Material for this task
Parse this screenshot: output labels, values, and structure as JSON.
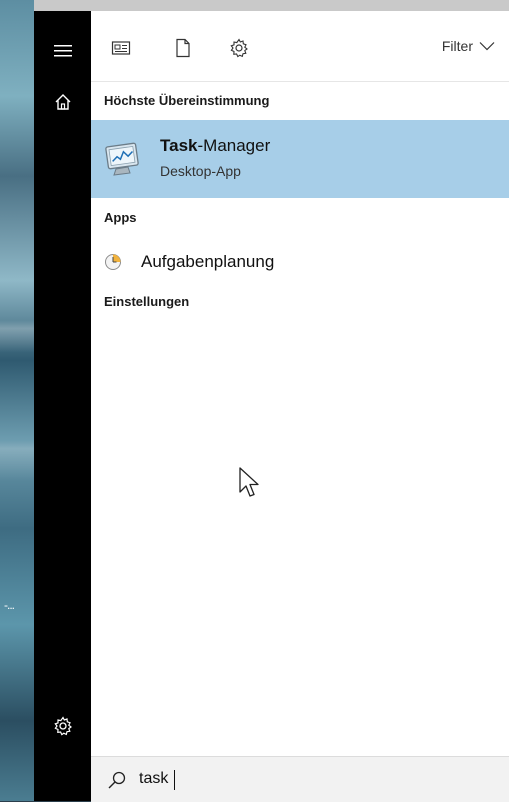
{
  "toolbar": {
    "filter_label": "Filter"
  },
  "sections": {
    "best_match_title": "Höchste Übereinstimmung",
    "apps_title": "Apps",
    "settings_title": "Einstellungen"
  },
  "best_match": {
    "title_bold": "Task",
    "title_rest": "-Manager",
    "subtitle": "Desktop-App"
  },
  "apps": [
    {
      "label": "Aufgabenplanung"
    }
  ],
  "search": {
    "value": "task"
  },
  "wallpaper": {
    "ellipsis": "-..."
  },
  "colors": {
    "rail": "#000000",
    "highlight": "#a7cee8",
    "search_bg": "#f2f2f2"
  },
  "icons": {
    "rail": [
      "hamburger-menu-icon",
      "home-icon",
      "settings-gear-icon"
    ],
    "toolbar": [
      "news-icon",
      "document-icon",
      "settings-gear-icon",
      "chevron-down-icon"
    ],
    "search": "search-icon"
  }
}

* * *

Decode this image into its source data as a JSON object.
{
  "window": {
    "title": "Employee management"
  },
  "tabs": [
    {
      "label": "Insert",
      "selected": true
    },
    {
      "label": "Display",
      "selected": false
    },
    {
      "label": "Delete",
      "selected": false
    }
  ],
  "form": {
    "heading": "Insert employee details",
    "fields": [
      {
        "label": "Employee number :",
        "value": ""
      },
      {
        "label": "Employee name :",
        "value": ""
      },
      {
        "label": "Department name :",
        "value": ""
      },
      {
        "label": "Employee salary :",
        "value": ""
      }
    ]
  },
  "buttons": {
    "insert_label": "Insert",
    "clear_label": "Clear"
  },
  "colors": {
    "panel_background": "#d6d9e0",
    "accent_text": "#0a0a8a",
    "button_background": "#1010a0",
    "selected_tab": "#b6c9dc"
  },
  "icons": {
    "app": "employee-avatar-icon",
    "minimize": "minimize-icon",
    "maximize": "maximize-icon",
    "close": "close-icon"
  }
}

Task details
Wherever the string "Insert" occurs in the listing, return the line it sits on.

Answer box
      "label": "Insert",
    "heading": "Insert employee details",
    "insert_label": "Insert",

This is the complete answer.